What about pop/soda/coke (all three terms refer to carbonated beverages/soft drinks)? Are they diminutives? What about text speak or chat acronyms? I have personally overheard people say the letters OMG (oh my god) and TTYL (talk to you later) in conversation. Yes, they were adults and yes, I did die a little inside when I heard it.
In British English (what I heard of it while living in Ireland, anyway), the formulaic -ie/-y/-er diminutives are more common. People watch footy or ruggers on TV, lots of people wear trackie bottoms (tracksuit trousers) and many "undesirable" youth wear hoodies (hooded sweatshirts/jumpers) and will occasionally do a runner (run away). In the office, we exchange prezzies at Christmas, but there was always a long boring prezzo (presentation) for the end of year results.
edited to add:
How could I have forgotten California's contribution to diminutives? Hella (meaning a hell of a lot of, but used as an intensifier... it's hella annoying).
Last edited by Mr_Ben; 30-Apr-2011 at 17:17.
Actually, Trekkie is another diminutive that sounds normal among/st adults (geeky adults that is). As to the rest of the comment it sounds a bit like apples and oranges. Tradition doesn't factor in at all in my opinion but perhaps I just don't understand what you mean.
Also, I don't know how someone could speak technically unless they are talking about technical things, so I'm not sure what you mean. However I am really good at speaking "un-technically" .
eg."I need that thingy that you copy stuff from your computer on to."
I use thingy to replace technical terms all the time, or any electronic gadget, but I don't think this is a Canadian phenomenon.

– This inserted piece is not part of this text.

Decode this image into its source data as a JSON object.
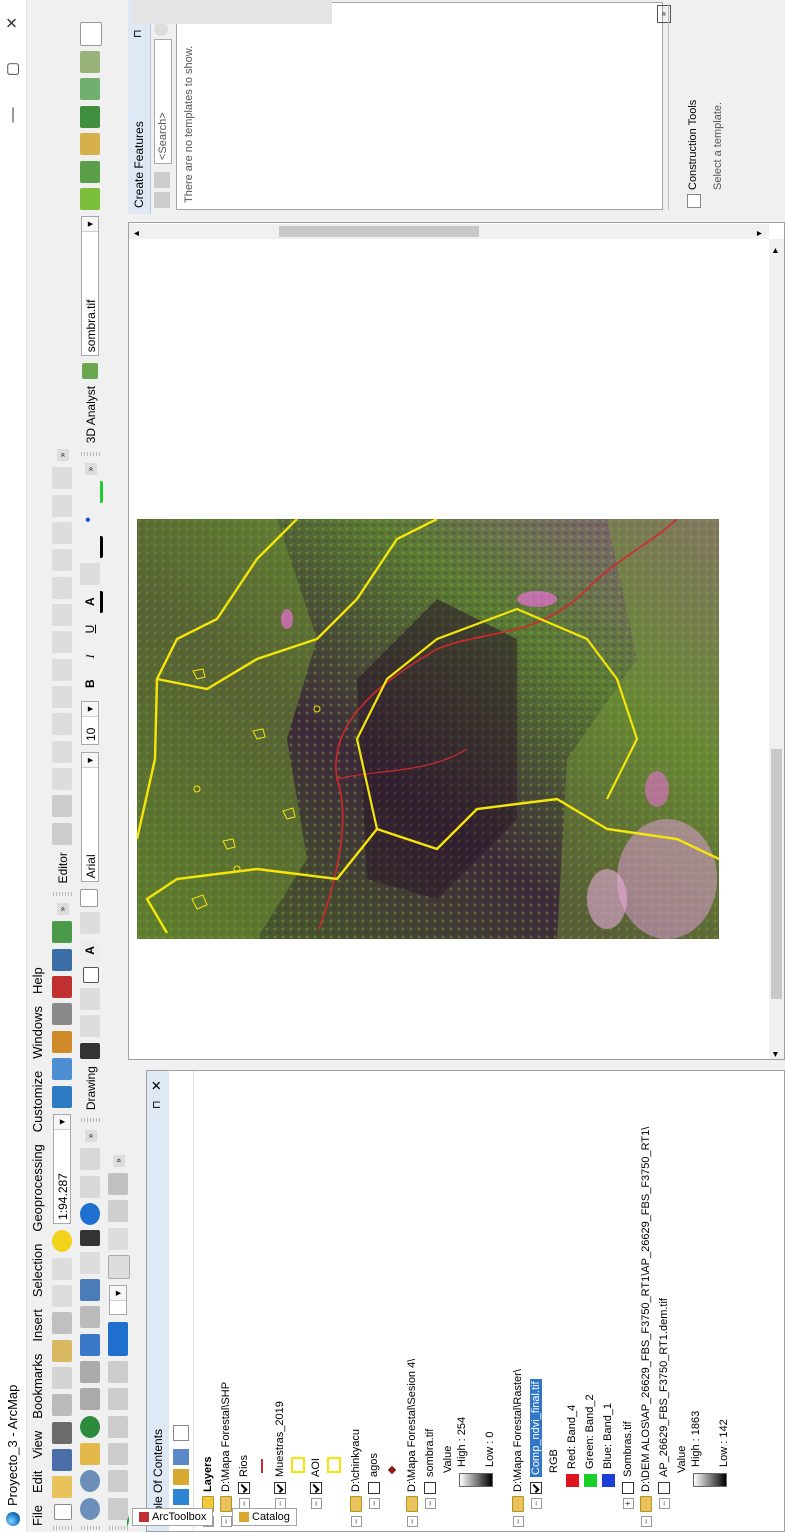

and maybe thingy
I'd add these to my previous two diminutives, come to think of it.
Not a teacher.
Live long and prosper!